In an article published in Advanced Biosystems, researchers from the University of Jyvaskyla in Finland show that bacteria and viruses can be imaged with helium ions in contrast to electrons which are the standard workhorse in nanoscale microscopy. Helium ions, being more massive than electrons, can be focused to a much tighter spot down to the atomic length scales. By measuring the electrons generated by the ion bombardment, an image can be formed from the sample with biological features visible below the nanometer (one billionth of a meter) length.
The novel technique, called helium ion microscopy (HIM), was used to image hard-to-see interactions between bacteria and viruses infecting bacteria, or so called bacteriophages. These phages are currently actively considered as a novel “smart weapon” against bacterial infections, which are becoming more and more difficult to treat with traditional antibiotics. The obtained images clearly show the different stages of how the phages in question attack the bacteria (E. coli). On such example is the process where the virus latches onto the bacterial surface, grabbing it with a tentacle like structure, and is in the process of injecting its genome into the bacterial cell.

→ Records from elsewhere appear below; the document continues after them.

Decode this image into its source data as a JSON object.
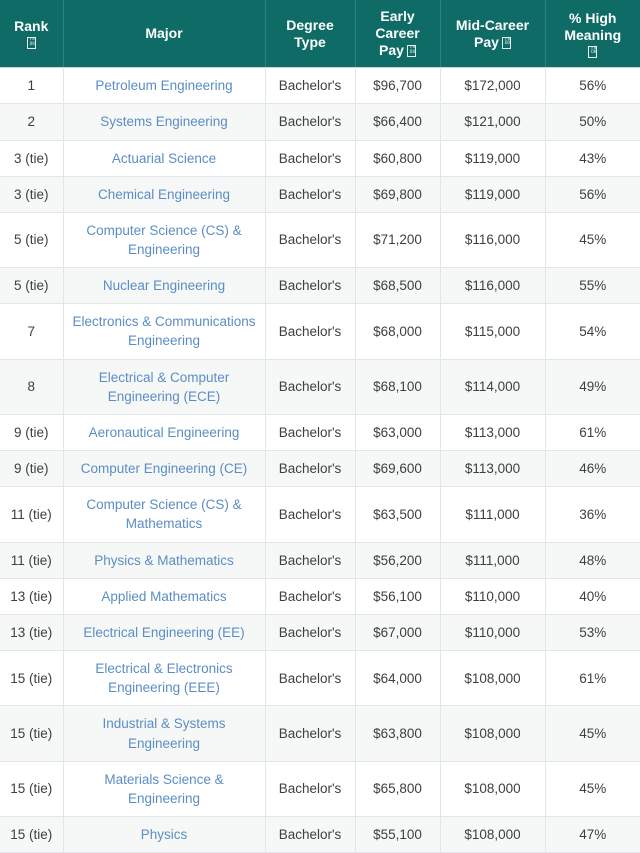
{
  "table": {
    "accent_color": "#0e6b66",
    "link_color": "#5b8dc4",
    "stripe_color": "#f6f8f8",
    "border_color": "#e2e6e8",
    "columns": [
      {
        "key": "rank",
        "label": "Rank",
        "icon": "sort-icon",
        "icon_hex": "F0\nD8",
        "icon_position": "below"
      },
      {
        "key": "major",
        "label": "Major",
        "icon": null,
        "icon_hex": "",
        "icon_position": "none"
      },
      {
        "key": "degree",
        "label": "Degree\nType",
        "icon": null,
        "icon_hex": "",
        "icon_position": "none"
      },
      {
        "key": "early",
        "label": "Early\nCareer\nPay",
        "icon": "sort-icon",
        "icon_hex": "F0\nD8",
        "icon_position": "inline"
      },
      {
        "key": "mid",
        "label": "Mid-Career\nPay",
        "icon": "sort-desc-icon",
        "icon_hex": "F0\nDD",
        "icon_position": "inline"
      },
      {
        "key": "meaning",
        "label": "% High\nMeaning",
        "icon": "sort-icon",
        "icon_hex": "F0\nD8",
        "icon_position": "below"
      }
    ],
    "column_labels": {
      "rank": "Rank",
      "major": "Major",
      "degree_line1": "Degree",
      "degree_line2": "Type",
      "early_line1": "Early",
      "early_line2": "Career",
      "early_line3": "Pay",
      "mid_line1": "Mid-Career",
      "mid_line2": "Pay",
      "meaning_line1": "% High",
      "meaning_line2": "Meaning"
    },
    "rows": [
      {
        "rank": "1",
        "major": "Petroleum Engineering",
        "degree": "Bachelor's",
        "early": "$96,700",
        "mid": "$172,000",
        "meaning": "56%"
      },
      {
        "rank": "2",
        "major": "Systems Engineering",
        "degree": "Bachelor's",
        "early": "$66,400",
        "mid": "$121,000",
        "meaning": "50%"
      },
      {
        "rank": "3 (tie)",
        "major": "Actuarial Science",
        "degree": "Bachelor's",
        "early": "$60,800",
        "mid": "$119,000",
        "meaning": "43%"
      },
      {
        "rank": "3 (tie)",
        "major": "Chemical Engineering",
        "degree": "Bachelor's",
        "early": "$69,800",
        "mid": "$119,000",
        "meaning": "56%"
      },
      {
        "rank": "5 (tie)",
        "major": "Computer Science (CS) & Engineering",
        "degree": "Bachelor's",
        "early": "$71,200",
        "mid": "$116,000",
        "meaning": "45%"
      },
      {
        "rank": "5 (tie)",
        "major": "Nuclear Engineering",
        "degree": "Bachelor's",
        "early": "$68,500",
        "mid": "$116,000",
        "meaning": "55%"
      },
      {
        "rank": "7",
        "major": "Electronics & Communications Engineering",
        "degree": "Bachelor's",
        "early": "$68,000",
        "mid": "$115,000",
        "meaning": "54%"
      },
      {
        "rank": "8",
        "major": "Electrical & Computer Engineering (ECE)",
        "degree": "Bachelor's",
        "early": "$68,100",
        "mid": "$114,000",
        "meaning": "49%"
      },
      {
        "rank": "9 (tie)",
        "major": "Aeronautical Engineering",
        "degree": "Bachelor's",
        "early": "$63,000",
        "mid": "$113,000",
        "meaning": "61%"
      },
      {
        "rank": "9 (tie)",
        "major": "Computer Engineering (CE)",
        "degree": "Bachelor's",
        "early": "$69,600",
        "mid": "$113,000",
        "meaning": "46%"
      },
      {
        "rank": "11 (tie)",
        "major": "Computer Science (CS) & Mathematics",
        "degree": "Bachelor's",
        "early": "$63,500",
        "mid": "$111,000",
        "meaning": "36%"
      },
      {
        "rank": "11 (tie)",
        "major": "Physics & Mathematics",
        "degree": "Bachelor's",
        "early": "$56,200",
        "mid": "$111,000",
        "meaning": "48%"
      },
      {
        "rank": "13 (tie)",
        "major": "Applied Mathematics",
        "degree": "Bachelor's",
        "early": "$56,100",
        "mid": "$110,000",
        "meaning": "40%"
      },
      {
        "rank": "13 (tie)",
        "major": "Electrical Engineering (EE)",
        "degree": "Bachelor's",
        "early": "$67,000",
        "mid": "$110,000",
        "meaning": "53%"
      },
      {
        "rank": "15 (tie)",
        "major": "Electrical & Electronics Engineering (EEE)",
        "degree": "Bachelor's",
        "early": "$64,000",
        "mid": "$108,000",
        "meaning": "61%"
      },
      {
        "rank": "15 (tie)",
        "major": "Industrial & Systems Engineering",
        "degree": "Bachelor's",
        "early": "$63,800",
        "mid": "$108,000",
        "meaning": "45%"
      },
      {
        "rank": "15 (tie)",
        "major": "Materials Science & Engineering",
        "degree": "Bachelor's",
        "early": "$65,800",
        "mid": "$108,000",
        "meaning": "45%"
      },
      {
        "rank": "15 (tie)",
        "major": "Physics",
        "degree": "Bachelor's",
        "early": "$55,100",
        "mid": "$108,000",
        "meaning": "47%"
      }
    ]
  }
}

In addition to imaging, the researchers also demonstrated that the ions can be used as a nanoscale scalpel, to cut portions off individual bacterial cells, or to reveal bacterial colonies under the surfaces of samples. They feel confident that HIM offers many more possibilities in the future to help study microbes and viruses in their natural state, interacting with each other and other cells.
Text contributed by the authors.